China recently unveiled long-awaited guidelines to overhaul bloated state-owned enterprises (SOE), the latest move from Beijing to reinvigorate the sector amid the Chinese economy’s slowest growth in 15 years.
The guidelines, issued on September 13 by the ruling Communist Party and the State Council, call for more private participation and management changes in SOEs, with the goal of modernising and improving efficiencies.
“The SOE system should be more market-oriented and corporate-centered…It should aim for higher economic vitality, higher control, greater influence and SOEs will be more risk-resistant,” the guidelines said.
China currently has approximately 155,000 state-owned companies. About 113 of the largest SOEs, including behemoths such as China Mobile and PetroChina, are directly managed by the Stated-owned Assets Supervision and Administration Commission (Sasac) due to their strategic significance. SOEs which operated outside Sasac's purview are governed by local governments and operate in non-strategic sectors.
In spite of government policy support and preferential bank loans, state-owned firms have for years been known for being less efficient, robust and innovative than peers in the private sector.
According to estimates by CICC, a large Chinese investment bank, the average net margin of SOEs was 2.8% last year, compared with 8.4% for private-sector peers. Meanwhile, the ROE of state firms was 8.4% in 2014, well below that of private players on 13.3%.
This latest SOE reform package therefore becomes a major challenge for China’s policymakers, who have tried hard to stave off the risk of a hard economic landing, in particular with Beijing’s 7% growth rate target for 2015 under growing pressure.
Cao Yuanzheng, the departing chief economist at Bank of China and a long-time government advisor on state sector restructuring said the current round of SOE reform could greatly boost efficiencies and financial returns, as the core part of the programme is to transform the government’s role from “managing people and business” to “managing state-owned capital”.
"In this round of reform we are adopting an approach similar to Central Huijin Investment, [a state investment company] which only manages capital, not assets," Cao told FinanceAsia. "Although [Central] Huijin is the main shareholder in several [state-owned financial] institutions" it is not particularly interested in day-to-day operations "as long as it receives dividends every year," Cao added.
Central Huijin was set up in 2003 as a government-backed investment company under the auspices of the State Council, China's Cabinet. It holds stakes in the country’s biggest state-owned banks, brokerages and insurance companies which it views as purely financial investments, neither seeking nor carrying out a management function.
In contrast, the Sasac, established in the same year as Central Huijin by the State Council, takes an active role in the administration of the country's biggest SOEs.
“Although the Sasac has ‘supervision and administration’ in its name, there are essential differences between it and other government regulatory commissions, such as the CSRC and CBRC,” Guan Qingyou, director of research at Minsheng Securities, a domestic broker, said in a note on September 13.
“The Sasac is not only the regulator of SOEs, but also their investor and owner.
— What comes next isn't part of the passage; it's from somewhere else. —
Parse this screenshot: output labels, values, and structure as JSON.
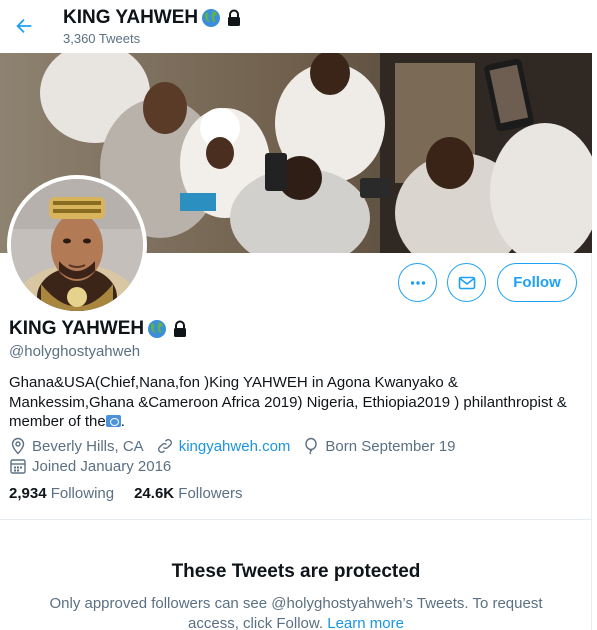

To put it in simple terms, it is like [in sports], the Sasac is not only the umpire, but also the coach,” he added.
“To let the coach umpire a match, it’s difficult to guarantee the fairness of the match and the objectivity of the coach, as he might appoint players by favoritism.”
Under the new reform guidelines, the Sasac itself is set to be revamped to draw clear distinctions between its investment, oversight and operational functions. Government-backed investment firms and management companies will be established as part of the revamp to avoid direct government intervention, with the Sasac acting as the investor or the regulator, though details on this aspect of the reform are pending.
“In the future, Sasac’ role and influence will be weakened,” said Cao at Bank of China.
According to the guideline, SOEs will be categorized in two groups - profit-oriented entities and those dedicated to serving the public interest.
Meanwhile, the new plan emphasizes support for SOEs’ restructuring and listing, including the listing of the parent companies and the disposal of less-profitable assets through stock exchanges and property rights exchanges.
Guan at Minsheng Securities said all such changes would boost the securitisation of state-owned assets, which could be “the best way” to achieve the SOE reform.
“On the one hand, it can solve the problem of who buys and revitalises the state-owned assets,” he said. “On the other hand, it could help avoid the loss of state-owned assets through public bidding, and accelerate the government-enterprise separation [as it will be multiple parities, not just the government, that own the SOEs’ property rights].”